THE GAS MASK
Garrett Augustus Morgan was a practical man who wanted to improve the lives of the American people. He was an extraordinary businessman as well as an inventor who created things that made the lives of many people safer and more convenient. Garrett Morgan was born on March 4th, Paris, Kentucky in 1877, and died in 1963. His invention of the Gas Mask was used by American soldiers during World War I (1914-18) and by fire departments around the country.
The value of Garrett Morgan’s “gas inhalator” was first acknowledged during a successful rescue operation of several men trapped by a tunnel explosion in the Cleveland waterworks some 200 feet below the surface of Lake Erie. During the emergency, Morgan, his brother, and two other volunteers-all wearing inhalators-were the only men able to descend into the smoky, gas-filled tunnel, and save several workers from asphyxiation.
Orders for the Morgan inhalator soon began to pour into Cleveland from fire companies all over the nation but, as soon as Morgan’s racial identity became known, may of them were canceled. In the south, it was necessary for Morgan to utilize the services of a white man to demonstrate his invention. During World War I the Morgan inhalator was transformed into a gas mask used by combat troops.
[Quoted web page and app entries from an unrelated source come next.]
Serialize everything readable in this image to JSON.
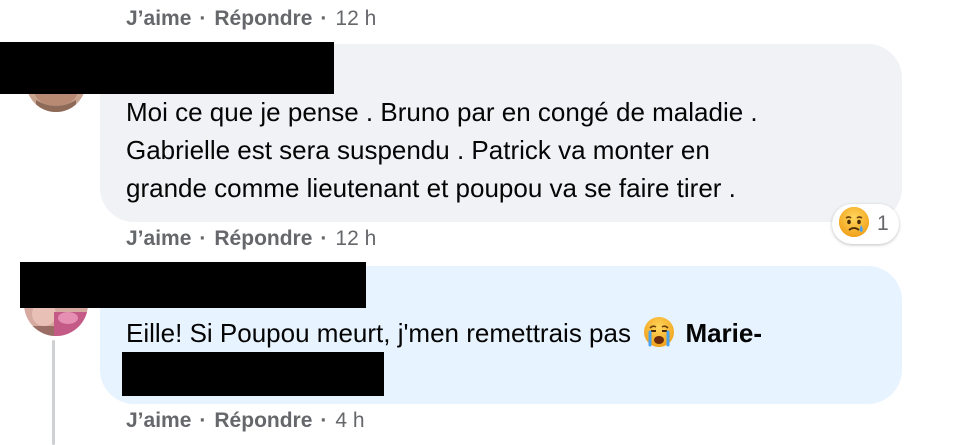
{
  "top_actions": {
    "like": "J’aime",
    "dot1": "·",
    "reply": "Répondre",
    "dot2": "·",
    "time": "12 h"
  },
  "comment1": {
    "lines": [
      "Moi ce que je pense . Bruno par en congé de maladie .",
      "Gabrielle est sera suspendu . Patrick va monter en",
      "grande comme lieutenant et poupou va se faire tirer ."
    ],
    "reaction": {
      "icon": "sad-face-icon",
      "count": "1"
    },
    "actions": {
      "like": "J’aime",
      "dot1": "·",
      "reply": "Répondre",
      "dot2": "·",
      "time": "12 h"
    }
  },
  "comment2": {
    "text": "Eille! Si Poupou meurt, j'men remettrais pas",
    "emoji": "crying-face-icon",
    "mention": "Marie-",
    "actions": {
      "like": "J’aime",
      "dot1": "·",
      "reply": "Répondre",
      "dot2": "·",
      "time": "4 h"
    }
  },
  "colors": {
    "bubble_grey": "#f0f2f5",
    "bubble_blue": "#e7f3ff",
    "meta_text": "#65676b",
    "redaction": "#000000"
  }
}
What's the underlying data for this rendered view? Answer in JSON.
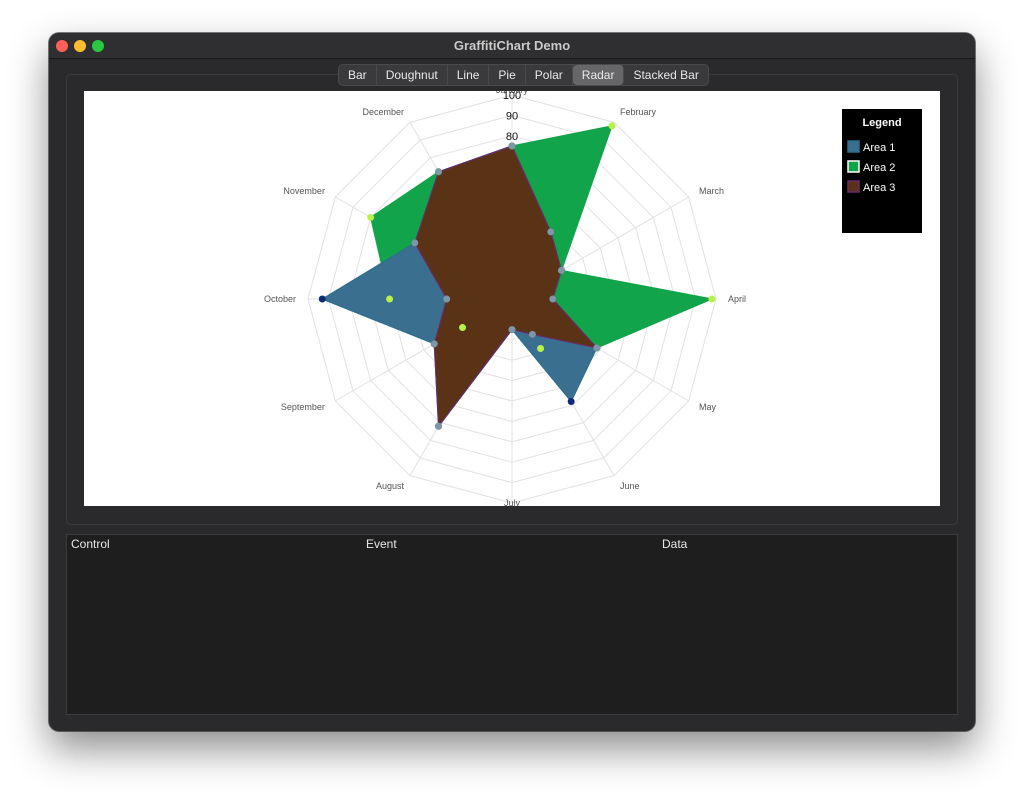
{
  "window": {
    "title": "GraffitiChart Demo"
  },
  "tabs": [
    {
      "label": "Bar",
      "active": false
    },
    {
      "label": "Doughnut",
      "active": false
    },
    {
      "label": "Line",
      "active": false
    },
    {
      "label": "Pie",
      "active": false
    },
    {
      "label": "Polar",
      "active": false
    },
    {
      "label": "Radar",
      "active": true
    },
    {
      "label": "Stacked Bar",
      "active": false
    }
  ],
  "log": {
    "columns": [
      "Control",
      "Event",
      "Data"
    ]
  },
  "chart_data": {
    "type": "radar",
    "categories": [
      "January",
      "February",
      "March",
      "April",
      "May",
      "June",
      "July",
      "August",
      "September",
      "October",
      "November",
      "December"
    ],
    "r_ticks": [
      "100",
      "90",
      "80"
    ],
    "rmax": 100,
    "grid": true,
    "legend": {
      "title": "Legend",
      "position": "top-right"
    },
    "series": [
      {
        "name": "Area 1",
        "color": "#3a6f8f",
        "stroke": "#2e6e8e",
        "point": "#0b2a7a",
        "values": [
          75,
          38,
          28,
          20,
          48,
          58,
          15,
          72,
          44,
          93,
          55,
          72
        ]
      },
      {
        "name": "Area 2",
        "color": "#12a44a",
        "stroke": "#12a44a",
        "point": "#b6f24a",
        "values": [
          75,
          98,
          28,
          98,
          48,
          28,
          15,
          72,
          28,
          60,
          80,
          72
        ]
      },
      {
        "name": "Area 3",
        "color": "#5a3215",
        "stroke": "#6b2a6b",
        "point": "#7f96a6",
        "values": [
          75,
          38,
          28,
          20,
          48,
          20,
          15,
          72,
          44,
          32,
          55,
          72
        ]
      }
    ]
  }
}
In 1912, Morgan received a patent on a Safety Hood and Smoke Protector. Two years later, a refined model of this early gas mask won a gold medal at the International Exposition of Sanitation and Safety, and another gold medal from the International Association of Fire Chiefs.